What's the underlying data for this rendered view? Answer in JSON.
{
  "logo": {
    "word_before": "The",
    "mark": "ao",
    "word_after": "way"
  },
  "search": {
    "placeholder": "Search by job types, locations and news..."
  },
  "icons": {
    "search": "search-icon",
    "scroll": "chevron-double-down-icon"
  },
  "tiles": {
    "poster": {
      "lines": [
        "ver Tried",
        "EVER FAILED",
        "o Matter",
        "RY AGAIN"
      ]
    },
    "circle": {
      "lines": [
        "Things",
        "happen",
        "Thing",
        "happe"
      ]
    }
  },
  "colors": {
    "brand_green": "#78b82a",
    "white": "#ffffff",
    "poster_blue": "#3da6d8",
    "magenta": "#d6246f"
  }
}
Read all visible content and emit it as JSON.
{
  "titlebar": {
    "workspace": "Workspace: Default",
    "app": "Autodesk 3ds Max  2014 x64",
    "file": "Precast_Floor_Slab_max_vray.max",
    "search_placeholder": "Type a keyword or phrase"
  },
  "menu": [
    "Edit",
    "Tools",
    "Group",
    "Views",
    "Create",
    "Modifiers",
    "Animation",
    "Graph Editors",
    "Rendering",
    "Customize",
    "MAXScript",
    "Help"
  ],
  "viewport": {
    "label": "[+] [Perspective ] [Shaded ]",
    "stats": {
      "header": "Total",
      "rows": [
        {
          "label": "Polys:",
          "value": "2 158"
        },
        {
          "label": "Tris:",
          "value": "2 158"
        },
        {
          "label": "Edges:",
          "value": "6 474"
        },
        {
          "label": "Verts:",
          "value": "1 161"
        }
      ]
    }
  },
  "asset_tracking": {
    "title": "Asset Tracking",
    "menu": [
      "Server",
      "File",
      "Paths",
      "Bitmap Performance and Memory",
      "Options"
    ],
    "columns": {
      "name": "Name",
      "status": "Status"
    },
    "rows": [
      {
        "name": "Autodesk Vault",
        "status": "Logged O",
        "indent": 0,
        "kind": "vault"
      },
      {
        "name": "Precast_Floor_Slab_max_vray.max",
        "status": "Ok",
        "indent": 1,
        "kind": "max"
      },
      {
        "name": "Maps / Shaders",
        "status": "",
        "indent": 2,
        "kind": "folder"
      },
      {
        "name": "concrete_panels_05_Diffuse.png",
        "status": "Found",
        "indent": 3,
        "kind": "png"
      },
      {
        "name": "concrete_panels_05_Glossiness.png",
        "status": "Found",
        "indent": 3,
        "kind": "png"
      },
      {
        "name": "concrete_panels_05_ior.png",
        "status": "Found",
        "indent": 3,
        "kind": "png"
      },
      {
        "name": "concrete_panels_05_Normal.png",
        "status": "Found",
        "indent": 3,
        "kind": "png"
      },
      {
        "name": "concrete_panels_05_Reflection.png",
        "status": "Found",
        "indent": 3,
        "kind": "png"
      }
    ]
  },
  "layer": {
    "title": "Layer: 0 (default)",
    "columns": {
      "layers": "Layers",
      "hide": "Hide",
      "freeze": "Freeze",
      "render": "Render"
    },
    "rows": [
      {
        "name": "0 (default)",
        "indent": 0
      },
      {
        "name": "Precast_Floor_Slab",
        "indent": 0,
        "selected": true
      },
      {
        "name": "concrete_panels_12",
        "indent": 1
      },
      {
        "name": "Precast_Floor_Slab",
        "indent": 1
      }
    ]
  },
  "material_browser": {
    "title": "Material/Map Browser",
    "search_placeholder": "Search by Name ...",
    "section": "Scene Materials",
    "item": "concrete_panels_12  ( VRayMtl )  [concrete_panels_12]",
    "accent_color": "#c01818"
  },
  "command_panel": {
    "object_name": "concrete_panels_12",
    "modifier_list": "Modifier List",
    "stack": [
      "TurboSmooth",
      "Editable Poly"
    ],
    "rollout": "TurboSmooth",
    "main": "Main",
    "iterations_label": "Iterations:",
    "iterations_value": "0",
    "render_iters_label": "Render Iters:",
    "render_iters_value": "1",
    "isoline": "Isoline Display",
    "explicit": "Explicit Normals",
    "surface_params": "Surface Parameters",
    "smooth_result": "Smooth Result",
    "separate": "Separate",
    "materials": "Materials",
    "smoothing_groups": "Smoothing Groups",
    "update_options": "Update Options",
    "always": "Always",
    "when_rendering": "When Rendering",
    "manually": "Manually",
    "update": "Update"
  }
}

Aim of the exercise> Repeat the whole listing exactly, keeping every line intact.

Task solution>
What's the underlying data for this rendered view? Answer in JSON.
{
  "logo": {
    "word_before": "The",
    "mark": "ao",
    "word_after": "way"
  },
  "search": {
    "placeholder": "Search by job types, locations and news..."
  },
  "icons": {
    "search": "search-icon",
    "scroll": "chevron-double-down-icon"
  },
  "tiles": {
    "poster": {
      "lines": [
        "ver Tried",
        "EVER FAILED",
        "o Matter",
        "RY AGAIN"
      ]
    },
    "circle": {
      "lines": [
        "Things",
        "happen",
        "Thing",
        "happe"
      ]
    }
  },
  "colors": {
    "brand_green": "#78b82a",
    "white": "#ffffff",
    "poster_blue": "#3da6d8",
    "magenta": "#d6246f"
  }
}
Read all visible content and emit it as JSON.
{
  "titlebar": {
    "workspace": "Workspace: Default",
    "app": "Autodesk 3ds Max  2014 x64",
    "file": "Precast_Floor_Slab_max_vray.max",
    "search_placeholder": "Type a keyword or phrase"
  },
  "menu": [
    "Edit",
    "Tools",
    "Group",
    "Views",
    "Create",
    "Modifiers",
    "Animation",
    "Graph Editors",
    "Rendering",
    "Customize",
    "MAXScript",
    "Help"
  ],
  "viewport": {
    "label": "[+] [Perspective ] [Shaded ]",
    "stats": {
      "header": "Total",
      "rows": [
        {
          "label": "Polys:",
          "value": "2 158"
        },
        {
          "label": "Tris:",
          "value": "2 158"
        },
        {
          "label": "Edges:",
          "value": "6 474"
        },
        {
          "label": "Verts:",
          "value": "1 161"
        }
      ]
    }
  },
  "asset_tracking": {
    "title": "Asset Tracking",
    "menu": [
      "Server",
      "File",
      "Paths",
      "Bitmap Performance and Memory",
      "Options"
    ],
    "columns": {
      "name": "Name",
      "status": "Status"
    },
    "rows": [
      {
        "name": "Autodesk Vault",
        "status": "Logged O",
        "indent": 0,
        "kind": "vault"
      },
      {
        "name": "Precast_Floor_Slab_max_vray.max",
        "status": "Ok",
        "indent": 1,
        "kind": "max"
      },
      {
        "name": "Maps / Shaders",
        "status": "",
        "indent": 2,
        "kind": "folder"
      },
      {
        "name": "concrete_panels_05_Diffuse.png",
        "status": "Found",
        "indent": 3,
        "kind": "png"
      },
      {
        "name": "concrete_panels_05_Glossiness.png",
        "status": "Found",
        "indent": 3,
        "kind": "png"
      },
      {
        "name": "concrete_panels_05_ior.png",
        "status": "Found",
        "indent": 3,
        "kind": "png"
      },
      {
        "name": "concrete_panels_05_Normal.png",
        "status": "Found",
        "indent": 3,
        "kind": "png"
      },
      {
        "name": "concrete_panels_05_Reflection.png",
        "status": "Found",
        "indent": 3,
        "kind": "png"
      }
    ]
  },
  "layer": {
    "title": "Layer: 0 (default)",
    "columns": {
      "layers": "Layers",
      "hide": "Hide",
      "freeze": "Freeze",
      "render": "Render"
    },
    "rows": [
      {
        "name": "0 (default)",
        "indent": 0
      },
      {
        "name": "Precast_Floor_Slab",
        "indent": 0,
        "selected": true
      },
      {
        "name": "concrete_panels_12",
        "indent": 1
      },
      {
        "name": "Precast_Floor_Slab",
        "indent": 1
      }
    ]
  },
  "material_browser": {
    "title": "Material/Map Browser",
    "search_placeholder": "Search by Name ...",
    "section": "Scene Materials",
    "item": "concrete_panels_12  ( VRayMtl )  [concrete_panels_12]",
    "accent_color": "#c01818"
  },
  "command_panel": {
    "object_name": "concrete_panels_12",
    "modifier_list": "Modifier List",
    "stack": [
      "TurboSmooth",
      "Editable Poly"
    ],
    "rollout": "TurboSmooth",
    "main": "Main",
    "iterations_label": "Iterations:",
    "iterations_value": "0",
    "render_iters_label": "Render Iters:",
    "render_iters_value": "1",
    "isoline": "Isoline Display",
    "explicit": "Explicit Normals",
    "surface_params": "Surface Parameters",
    "smooth_result": "Smooth Result",
    "separate": "Separate",
    "materials": "Materials",
    "smoothing_groups": "Smoothing Groups",
    "update_options": "Update Options",
    "always": "Always",
    "when_rendering": "When Rendering",
    "manually": "Manually",
    "update": "Update"
  }
}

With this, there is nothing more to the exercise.